That decline then stabilized around 650 mobiles, and with 671 in 2019.
18 states increased their number of bookmobiles by an average of 35.56% while 13 states saw an average decrease of 12.93% from 2014 – 2019.
More librarians than ever – but not a livable wage
Public libraries employ a total of 144.6 thousand librarians and full-time library staff. Only 35.40% of all library staff are librarians (51.19 thousand) – 2/3rds of which have a master of library science degree (34.19 thousand)
The average expense for each librarian and library staff is $61,659.77.
The average full time library staff earned $44,679 (before taxes) in 2019. Even with the average salary increasing 11.08% since 2014, library staff is still paid 35.07% below a living wage for a family of three with two working adults and one child.
Only three states pay librarians and library staff a living wage on average.
Libraries have made a significant digital shift over the years and it isn’t likely to slow down. Because of this, libraries have been able to provide more access to resources than ever.
As the future becomes increasingly digital, so will libraries. As this happens, how libraries use their physical space and the role they play in the communities may change.
For this analysis, we used the IMLS’s Public Libraries Survey (PLS) dataset. The PLS has been collected annually, across the entire US, from more than 17,000 individual public libraries.

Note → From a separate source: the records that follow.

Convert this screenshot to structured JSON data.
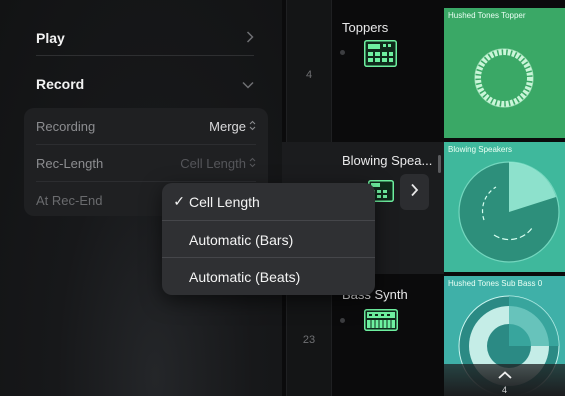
{
  "sidebar": {
    "play": {
      "label": "Play",
      "chevron": "chevron-right-icon",
      "expanded": false
    },
    "record": {
      "label": "Record",
      "chevron": "chevron-down-icon",
      "expanded": true
    },
    "settings": [
      {
        "label": "Recording",
        "value": "Merge",
        "control": "up-down-arrows-icon"
      },
      {
        "label": "Rec-Length",
        "value": "Cell Length",
        "control": "up-down-arrows-icon"
      },
      {
        "label": "At Rec-End",
        "value": ""
      }
    ]
  },
  "popup_menu": {
    "selected_index": 0,
    "options": [
      "Cell Length",
      "Automatic (Bars)",
      "Automatic (Beats)"
    ]
  },
  "grid": {
    "row_numbers": [
      "4",
      "23"
    ],
    "tracks": [
      {
        "name": "Toppers",
        "icon": "drum-machine-icon"
      },
      {
        "name": "Blowing Spea...",
        "icon": "drum-machine-icon"
      },
      {
        "name": "Bass Synth",
        "icon": "synth-keyboard-icon"
      }
    ],
    "clips": [
      {
        "title": "Hushed Tones Topper",
        "color": "#3aa866",
        "waveform": "circular"
      },
      {
        "title": "Blowing Speakers",
        "color": "#3fb89c",
        "waveform": "pie-progress"
      },
      {
        "title": "Hushed Tones Sub Bass 0",
        "color": "#3fb0a8",
        "waveform": "circular"
      }
    ],
    "footer": {
      "icon": "chevron-up-icon",
      "count": "4"
    }
  },
  "colors": {
    "accent_green": "#7af0a4",
    "clip_green": "#3aa866",
    "clip_teal": "#3fb89c"
  }
}
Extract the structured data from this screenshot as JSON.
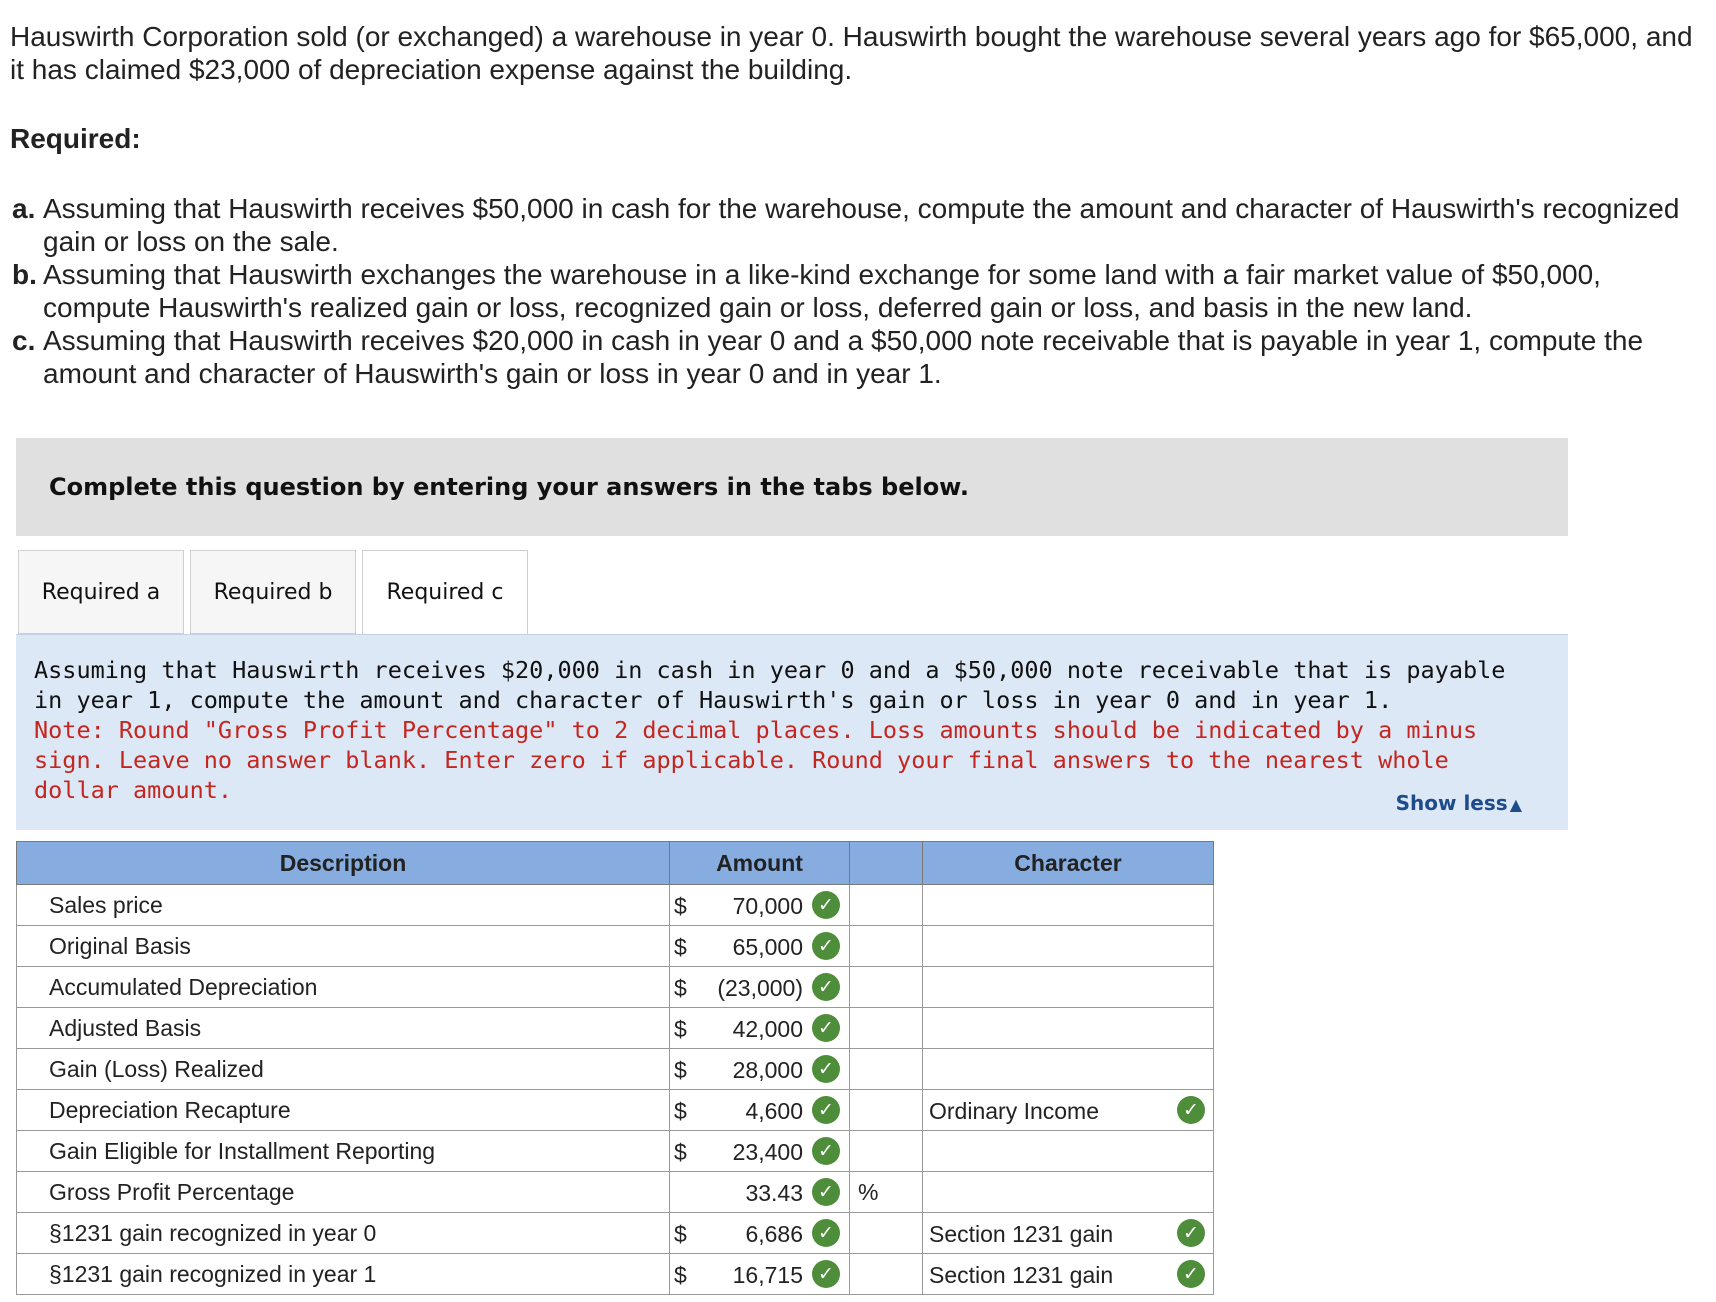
{
  "intro": {
    "text": "Hauswirth Corporation sold (or exchanged) a warehouse in year 0. Hauswirth bought the warehouse several years ago for $65,000, and it has claimed $23,000 of depreciation expense against the building."
  },
  "required": {
    "heading": "Required:",
    "items": [
      {
        "letter": "a.",
        "text": "Assuming that Hauswirth receives $50,000 in cash for the warehouse, compute the amount and character of Hauswirth's recognized gain or loss on the sale."
      },
      {
        "letter": "b.",
        "text": "Assuming that Hauswirth exchanges the warehouse in a like-kind exchange for some land with a fair market value of $50,000, compute Hauswirth's realized gain or loss, recognized gain or loss, deferred gain or loss, and basis in the new land."
      },
      {
        "letter": "c.",
        "text": "Assuming that Hauswirth receives $20,000 in cash in year 0 and a $50,000 note receivable that is payable in year 1, compute the amount and character of Hauswirth's gain or loss in year 0 and in year 1."
      }
    ]
  },
  "banner": {
    "text": "Complete this question by entering your answers in the tabs below."
  },
  "tabs": [
    {
      "label": "Required a",
      "active": false
    },
    {
      "label": "Required b",
      "active": false
    },
    {
      "label": "Required c",
      "active": true
    }
  ],
  "panel": {
    "instruction": "Assuming that Hauswirth receives $20,000 in cash in year 0 and a $50,000 note receivable that is payable in year 1, compute the amount and character of Hauswirth's gain or loss in year 0 and in year 1.",
    "note": "Note: Round \"Gross Profit Percentage\" to 2 decimal places. Loss amounts should be indicated by a minus sign. Leave no answer blank. Enter zero if applicable. Round your final answers to the nearest whole dollar amount.",
    "show_less": "Show less",
    "show_less_icon": "triangle-up-icon"
  },
  "table": {
    "headers": {
      "description": "Description",
      "amount": "Amount",
      "blank": "",
      "character": "Character"
    },
    "currency_symbol": "$",
    "check_glyph": "✓",
    "check_color": "#4e8d3a",
    "header_color": "#86ace0",
    "rows": [
      {
        "description": "Sales price",
        "dollar": "$",
        "amount": "70,000",
        "pct": "",
        "character": "",
        "character_check": false
      },
      {
        "description": "Original Basis",
        "dollar": "$",
        "amount": "65,000",
        "pct": "",
        "character": "",
        "character_check": false
      },
      {
        "description": "Accumulated Depreciation",
        "dollar": "$",
        "amount": "(23,000)",
        "pct": "",
        "character": "",
        "character_check": false
      },
      {
        "description": "Adjusted Basis",
        "dollar": "$",
        "amount": "42,000",
        "pct": "",
        "character": "",
        "character_check": false
      },
      {
        "description": "Gain (Loss) Realized",
        "dollar": "$",
        "amount": "28,000",
        "pct": "",
        "character": "",
        "character_check": false
      },
      {
        "description": "Depreciation Recapture",
        "dollar": "$",
        "amount": "4,600",
        "pct": "",
        "character": "Ordinary Income",
        "character_check": true
      },
      {
        "description": "Gain Eligible for Installment Reporting",
        "dollar": "$",
        "amount": "23,400",
        "pct": "",
        "character": "",
        "character_check": false
      },
      {
        "description": "Gross Profit Percentage",
        "dollar": "",
        "amount": "33.43",
        "pct": "%",
        "character": "",
        "character_check": false
      },
      {
        "description": "§1231 gain recognized in year 0",
        "dollar": "$",
        "amount": "6,686",
        "pct": "",
        "character": "Section 1231 gain",
        "character_check": true
      },
      {
        "description": "§1231 gain recognized in year 1",
        "dollar": "$",
        "amount": "16,715",
        "pct": "",
        "character": "Section 1231 gain",
        "character_check": true
      }
    ]
  }
}
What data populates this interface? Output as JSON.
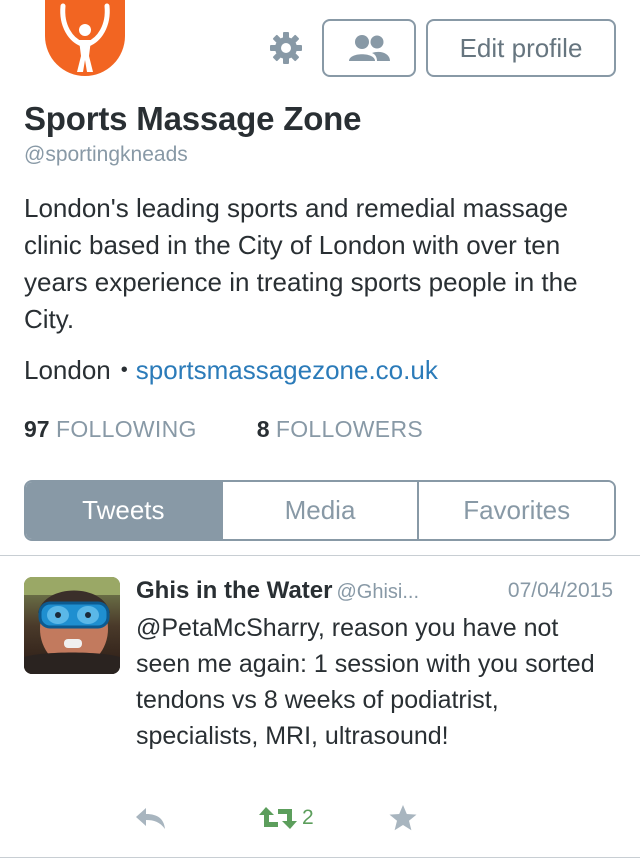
{
  "profile": {
    "display_name": "Sports Massage Zone",
    "handle": "@sportingkneads",
    "bio": "London's leading sports and remedial massage clinic based in the City of London with over ten years experience in treating sports people in the City.",
    "location": "London",
    "website": "sportsmassagezone.co.uk",
    "following_count": "97",
    "following_label": "FOLLOWING",
    "followers_count": "8",
    "followers_label": "FOLLOWERS",
    "logo_color": "#f26522"
  },
  "toolbar": {
    "settings_icon": "gear-icon",
    "people_icon": "people-icon",
    "edit_profile_label": "Edit profile"
  },
  "tabs": [
    {
      "label": "Tweets",
      "active": true
    },
    {
      "label": "Media",
      "active": false
    },
    {
      "label": "Favorites",
      "active": false
    }
  ],
  "tweet": {
    "author": "Ghis in the Water",
    "handle": "@Ghisi...",
    "date": "07/04/2015",
    "text": "@PetaMcSharry, reason you have not seen me again: 1 session with you sorted tendons vs 8 weeks of podiatrist, specialists, MRI, ultrasound!",
    "retweet_count": "2",
    "retweet_color": "#5c9e5c"
  },
  "colors": {
    "accent_gray": "#8899a6",
    "link": "#2b7bb9",
    "text": "#292f33"
  }
}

The digitally available data ranged from 1992 to 2019.
PLS Data is provided annually and had two sets of data to collect, the individual public library dataset and the overall state-by-state dataset. All data was collected and reformatted to match a unified format created based upon the analysis of yearly changes in documentation.
Nick Rizzo is a market and consumer interest researcher, with experience as an educator and director of district-wide literacy initiatives in low-income, urban schools. His research has been cited in scientific peer-reviewed journals and leading publications like the WashingtonPost, Guardian, CNBC, LATimes, and many more.